We have been talking about starting a low-carb/high fat blog for months. When we are cruising aboard our boat, we have no internet access, so it has been an impossible dream. This winter we are back on land for a few months and we have much to share. We’ve been reading a lot and refining our choices about how to use food as a tool to live as long as possible, as free from illness as possible. Our very low carb, high fat diet that is also free of grains and PUFAs is not novel any longer, though we still get questioning looks from the folks we meet. The momentum has shifted and the internet is carrying the message, building speed, toward a diet based on our ancestral genes. Call it primal, paleo, evolutionary, or cave man. It’s all based on the awareness that the conventional wisdom of the past 50 years has failed miserably to bring us the robust health we all seek. The wisdom of our ancestors, who possessed abundant health, is the place we need to start. Only by questioning the dogma repeated endlessly by our doctors, our media, and our government can we save ourselves from a slow suicide by diet.

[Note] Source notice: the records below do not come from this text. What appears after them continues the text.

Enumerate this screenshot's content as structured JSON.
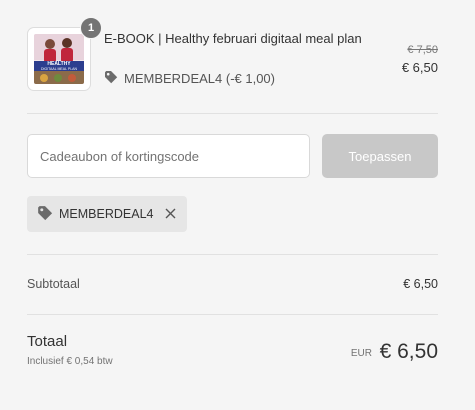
{
  "product": {
    "quantity": "1",
    "title": "E-BOOK | Healthy februari digitaal meal plan",
    "discount_label": "MEMBERDEAL4 (-€ 1,00)",
    "price_original": "€ 7,50",
    "price_current": "€ 6,50",
    "cover_text_top": "HEALTHY",
    "cover_text_bottom": "DIGITAAL MEAL PLAN"
  },
  "discount": {
    "placeholder": "Cadeaubon of kortingscode",
    "apply_label": "Toepassen",
    "applied_code": "MEMBERDEAL4"
  },
  "summary": {
    "subtotal_label": "Subtotaal",
    "subtotal_value": "€ 6,50",
    "total_label": "Totaal",
    "tax_note": "Inclusief € 0,54 btw",
    "currency": "EUR",
    "total_value": "€ 6,50"
  }
}
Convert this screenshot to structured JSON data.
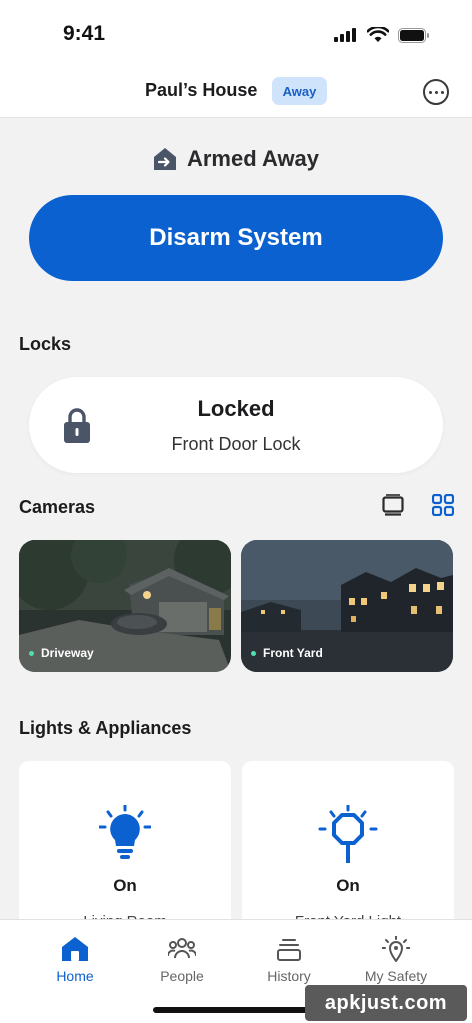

We hope to share some of our nutritional discoveries– those that have become second nature to us and those that we are currently implementing. We may post a recipe now and then but our food has devolved into extremely simple fare. Nearly every day, we seek to uncover enlightening information and new sites devoted to the investigation of diet and health. These we will post for your exploration. We hope you will come to value our small contribution to the grassroots movement that strives to tell the truth about what keeps us healthy or makes us ill.